The arrest of the Cameroonian writer Patrice Nganang at the beginning of December 2017 showed how bare the nerves are. He wrote a critical article for “Jeune Afrique” during his visit to the country and then wished Paul Biya to die on his Facebook page. Probably mainly due to external pressure out Patrice Nganang came, who has US citizenship, after 3 weeks of jail free.
In the country itself, the churches are trying to take on a mediator position in the conflict. In the meantime, two episcopal letters (December 2016, October 2017) have been published, the concerns formulated in them have unfortunately not been heard. But the time for a national dialogue is pressing.
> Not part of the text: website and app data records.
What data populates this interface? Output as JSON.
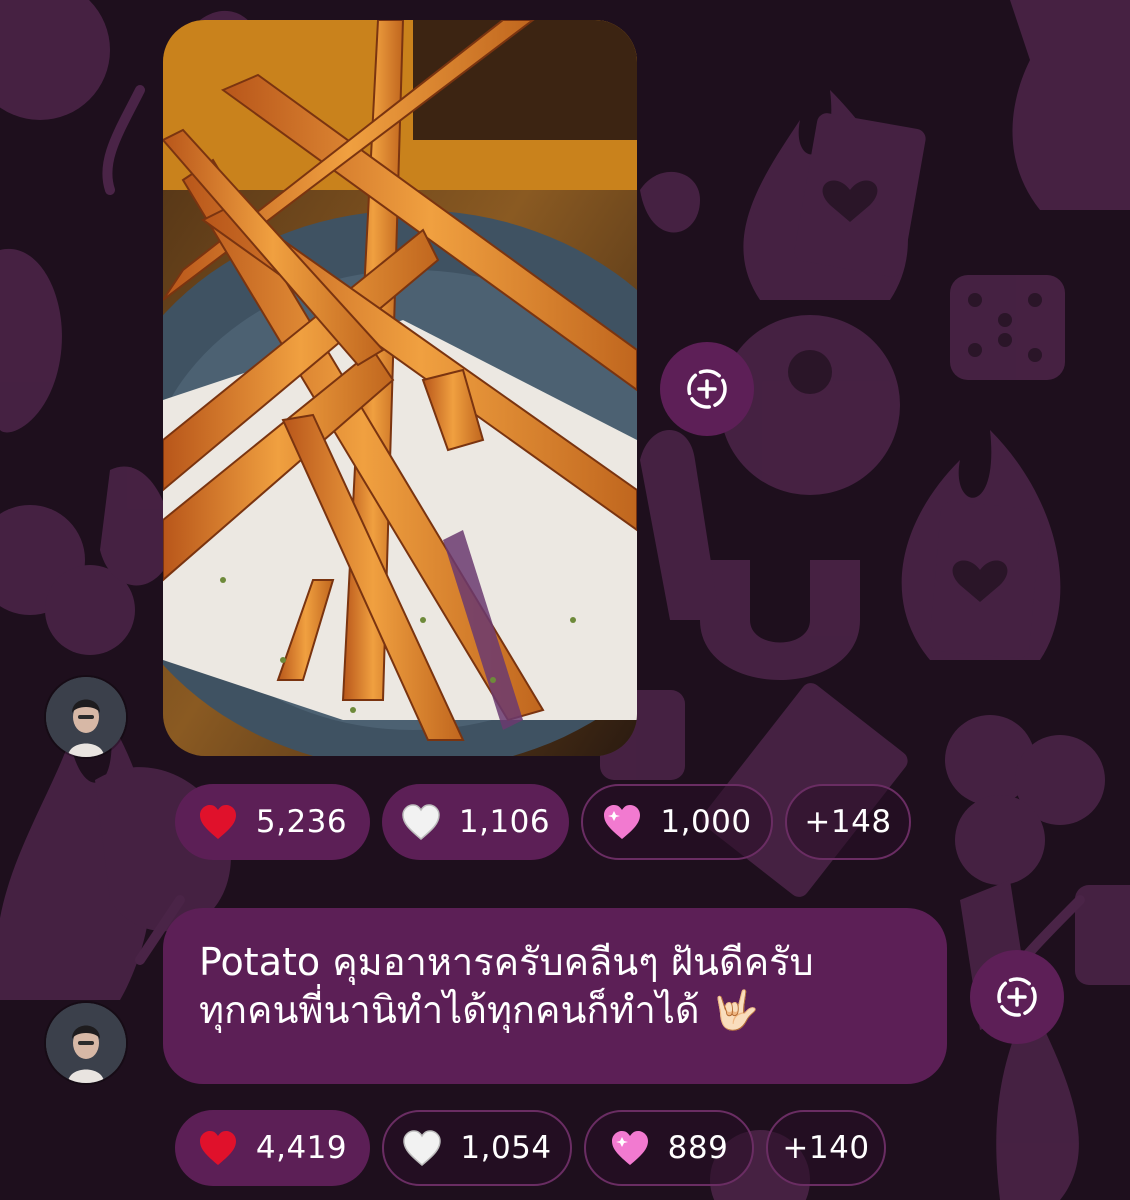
{
  "messages": [
    {
      "type": "photo",
      "photo_alt": "Plate of sweet potato fries",
      "reactions": [
        {
          "icon": "red-heart-icon",
          "count": "5,236"
        },
        {
          "icon": "white-heart-icon",
          "count": "1,106"
        },
        {
          "icon": "sparkling-heart-icon",
          "count": "1,000"
        },
        {
          "icon": "",
          "count": "+148"
        }
      ]
    },
    {
      "type": "text",
      "text_line1": "Potato คุมอาหารครับคลีนๆ ฝันดีครับ",
      "text_line2": "ทุกคนพี่นานิทำได้ทุกคนก็ทำได้",
      "text_emoji": "🤟🏻",
      "reactions": [
        {
          "icon": "red-heart-icon",
          "count": "4,419"
        },
        {
          "icon": "white-heart-icon",
          "count": "1,054"
        },
        {
          "icon": "sparkling-heart-icon",
          "count": "889"
        },
        {
          "icon": "",
          "count": "+140"
        }
      ]
    }
  ],
  "colors": {
    "background": "#1e0f1d",
    "pattern": "#4a2447",
    "bubble": "#5c1f56",
    "pill_outline": "#6a2d63"
  }
}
At the same time, demonstrations against an Anglophone split take place in the francophone part.
There were repeated kidnappings of schoolchildren, students and teaching staff, allegedly by Anglophone separatists. A procedure that was previously only known from Boko Haram on this scale. All of the abductees were released.
In 2018 the internet came back to the Anglophone regions after 230 days of shutdown.
At the end of June 2019, Switzerland offered its mediation aid in the Anglo-Francophone conflict. A not undisputed move. The question of how to bring the opposing sides to one table remains open.
Anglophone separatists rioted in Buea and Yaoundé prisons in late July 2019, and several leading separatists were sentenced to life imprisonment in August.
“Grand Dialogue National” in Yaoundé: A step in the right direction or is it more of a monologue by the government representatives and thus nothing but a hollow appearance? The separatists’ requests for a venue outside of Cameroon and the participation of foreign mediators were rejected by the government, which led to the boycott of the meeting by important rebel representatives. As a result, at least a few proposals were formulated and opposition politician Maurice Kamto and other MRC activists were amnestied.
In July 2020, Cameroonian government officials met for the first time for ceasefire talks with one of the most important rebel groups, during which time the spiral of violence continues and continues Violent attacks are now increasingly focusing on women.
Christian Tumi, retired Archbishop of Douala, was kidnapped in the northwest region, but released again after a short time. Last bloody climax: the attack on a school in Kumba in which 7 children were killed.